• Oh, one last thing: my angle $\alpha$ is the negative of yours since I have the locations of $B$ and $C$ exchanged with respect to your picture. – wltrup Aug 5 '15 at 8:15

This is called an affine transformation. Basically, the idea is to temporarily shift our circle so that it's centered about the origin, apply a rotation matrix to the point as done in linear algebra, then shift it back. Using the notation you have in your problem, as well as adding $$M=\left(\begin{array}{cc} \cos(\alpha) & -\sin(\alpha)\\ \sin(\alpha) & \cos(\alpha)\\ \end{array}\right)$$ To represent the counterclockwise rotation through an angle $\alpha$ (if you want it clockwise like it appears in your picture, just swap the $-\sin(\alpha)$ with the $\sin(\alpha)$), this transformation is given by: $${C}=M(B-A)+A$$ where $A,B,C$ are the vectors representing their respective points.

• where A,B,C are the vectors representing their respective points. -- how to build these vectors? Also, how to multiply $M(B - A)$? – Ionică Bizău Aug 5 '15 at 7:19
• For example, in your picture, you have $A$ as the point $(x_a,y_a)$, so it would be the vector $\left(\begin{array}{c}x_a \\ y_a \end{array}\right)$. Multiplying $M(B-A)$ is done using matrix multiplication: en.wikipedia.org/wiki/… – Brent Aug 5 '15 at 7:34

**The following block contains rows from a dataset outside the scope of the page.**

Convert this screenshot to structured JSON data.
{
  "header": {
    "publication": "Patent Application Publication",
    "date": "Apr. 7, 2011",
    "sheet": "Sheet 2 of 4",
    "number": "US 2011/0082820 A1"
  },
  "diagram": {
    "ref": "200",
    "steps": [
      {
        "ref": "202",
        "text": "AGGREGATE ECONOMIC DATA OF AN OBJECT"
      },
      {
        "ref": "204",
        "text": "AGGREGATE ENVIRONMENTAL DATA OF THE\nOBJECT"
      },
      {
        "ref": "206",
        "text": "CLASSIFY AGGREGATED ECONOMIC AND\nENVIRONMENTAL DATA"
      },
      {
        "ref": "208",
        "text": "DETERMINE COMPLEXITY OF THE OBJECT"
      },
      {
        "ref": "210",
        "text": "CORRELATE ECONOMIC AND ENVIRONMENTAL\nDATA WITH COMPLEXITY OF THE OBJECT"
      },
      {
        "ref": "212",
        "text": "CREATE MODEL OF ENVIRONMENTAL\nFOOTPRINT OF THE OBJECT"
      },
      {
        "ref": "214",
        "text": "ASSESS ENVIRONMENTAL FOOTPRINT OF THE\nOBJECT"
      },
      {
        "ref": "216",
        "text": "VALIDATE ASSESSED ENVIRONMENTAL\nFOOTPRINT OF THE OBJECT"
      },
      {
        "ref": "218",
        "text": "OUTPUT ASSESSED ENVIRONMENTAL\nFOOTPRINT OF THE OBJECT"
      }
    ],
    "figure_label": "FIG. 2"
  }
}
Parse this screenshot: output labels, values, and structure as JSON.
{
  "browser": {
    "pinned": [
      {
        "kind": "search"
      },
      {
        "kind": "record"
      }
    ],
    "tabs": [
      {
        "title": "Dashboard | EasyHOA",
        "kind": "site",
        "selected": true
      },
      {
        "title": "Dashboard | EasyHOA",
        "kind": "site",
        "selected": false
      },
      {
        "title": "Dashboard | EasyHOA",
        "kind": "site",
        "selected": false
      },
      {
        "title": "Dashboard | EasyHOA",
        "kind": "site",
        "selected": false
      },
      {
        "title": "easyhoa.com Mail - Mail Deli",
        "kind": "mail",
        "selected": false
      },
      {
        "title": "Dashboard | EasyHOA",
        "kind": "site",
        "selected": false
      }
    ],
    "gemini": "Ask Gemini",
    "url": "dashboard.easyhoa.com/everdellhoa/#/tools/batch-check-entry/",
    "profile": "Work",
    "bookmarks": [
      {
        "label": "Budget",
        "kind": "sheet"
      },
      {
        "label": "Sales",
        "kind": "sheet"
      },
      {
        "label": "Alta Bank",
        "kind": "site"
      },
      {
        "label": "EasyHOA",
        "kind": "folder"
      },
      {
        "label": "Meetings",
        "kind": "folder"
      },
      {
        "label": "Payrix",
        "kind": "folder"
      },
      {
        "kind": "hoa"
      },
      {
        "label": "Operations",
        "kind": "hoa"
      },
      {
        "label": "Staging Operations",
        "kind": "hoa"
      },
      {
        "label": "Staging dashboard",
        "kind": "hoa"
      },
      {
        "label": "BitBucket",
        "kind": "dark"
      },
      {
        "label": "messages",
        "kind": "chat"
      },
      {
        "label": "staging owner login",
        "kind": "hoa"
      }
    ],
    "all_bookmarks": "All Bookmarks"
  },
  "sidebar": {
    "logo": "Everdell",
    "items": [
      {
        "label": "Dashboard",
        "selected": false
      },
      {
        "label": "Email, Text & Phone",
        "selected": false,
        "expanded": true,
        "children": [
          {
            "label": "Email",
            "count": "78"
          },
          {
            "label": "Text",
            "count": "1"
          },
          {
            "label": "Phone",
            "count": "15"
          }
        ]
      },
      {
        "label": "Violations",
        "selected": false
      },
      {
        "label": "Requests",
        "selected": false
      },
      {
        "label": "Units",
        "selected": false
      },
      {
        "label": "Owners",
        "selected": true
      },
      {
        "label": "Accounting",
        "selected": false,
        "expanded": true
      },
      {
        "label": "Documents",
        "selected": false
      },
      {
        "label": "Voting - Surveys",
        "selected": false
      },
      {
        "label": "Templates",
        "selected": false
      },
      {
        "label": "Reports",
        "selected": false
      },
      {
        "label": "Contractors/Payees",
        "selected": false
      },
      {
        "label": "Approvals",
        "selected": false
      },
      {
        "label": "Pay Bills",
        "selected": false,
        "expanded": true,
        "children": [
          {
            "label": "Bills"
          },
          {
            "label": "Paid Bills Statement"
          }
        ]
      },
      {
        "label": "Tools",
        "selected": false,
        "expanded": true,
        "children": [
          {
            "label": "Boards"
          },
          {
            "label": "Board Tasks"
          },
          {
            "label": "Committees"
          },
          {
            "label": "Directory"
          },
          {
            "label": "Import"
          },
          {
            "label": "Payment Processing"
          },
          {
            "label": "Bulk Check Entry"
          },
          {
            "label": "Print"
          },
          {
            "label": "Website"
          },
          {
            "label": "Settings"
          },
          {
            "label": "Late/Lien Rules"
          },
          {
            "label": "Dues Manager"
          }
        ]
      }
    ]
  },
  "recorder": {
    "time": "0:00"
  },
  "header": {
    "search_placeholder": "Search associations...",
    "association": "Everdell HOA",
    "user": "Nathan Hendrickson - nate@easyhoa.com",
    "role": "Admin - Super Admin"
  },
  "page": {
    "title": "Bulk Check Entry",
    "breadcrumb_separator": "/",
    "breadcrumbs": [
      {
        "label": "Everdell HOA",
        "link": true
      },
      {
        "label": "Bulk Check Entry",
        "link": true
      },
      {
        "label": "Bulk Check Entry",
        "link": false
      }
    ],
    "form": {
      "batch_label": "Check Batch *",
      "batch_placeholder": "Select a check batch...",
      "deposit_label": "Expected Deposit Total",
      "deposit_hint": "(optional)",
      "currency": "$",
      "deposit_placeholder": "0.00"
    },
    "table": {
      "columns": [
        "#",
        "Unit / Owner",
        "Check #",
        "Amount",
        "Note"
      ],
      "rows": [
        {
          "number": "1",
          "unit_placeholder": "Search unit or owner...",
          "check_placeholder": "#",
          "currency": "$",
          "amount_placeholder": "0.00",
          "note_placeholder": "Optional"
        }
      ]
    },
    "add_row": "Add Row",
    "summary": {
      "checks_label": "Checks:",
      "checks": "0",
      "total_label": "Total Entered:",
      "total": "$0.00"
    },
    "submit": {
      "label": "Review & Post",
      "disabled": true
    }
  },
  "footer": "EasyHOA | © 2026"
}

• Ah, sounds good! Actually, it's multiplying two matrix. Thanks a lot! – Ionică Bizău Aug 5 '15 at 7:36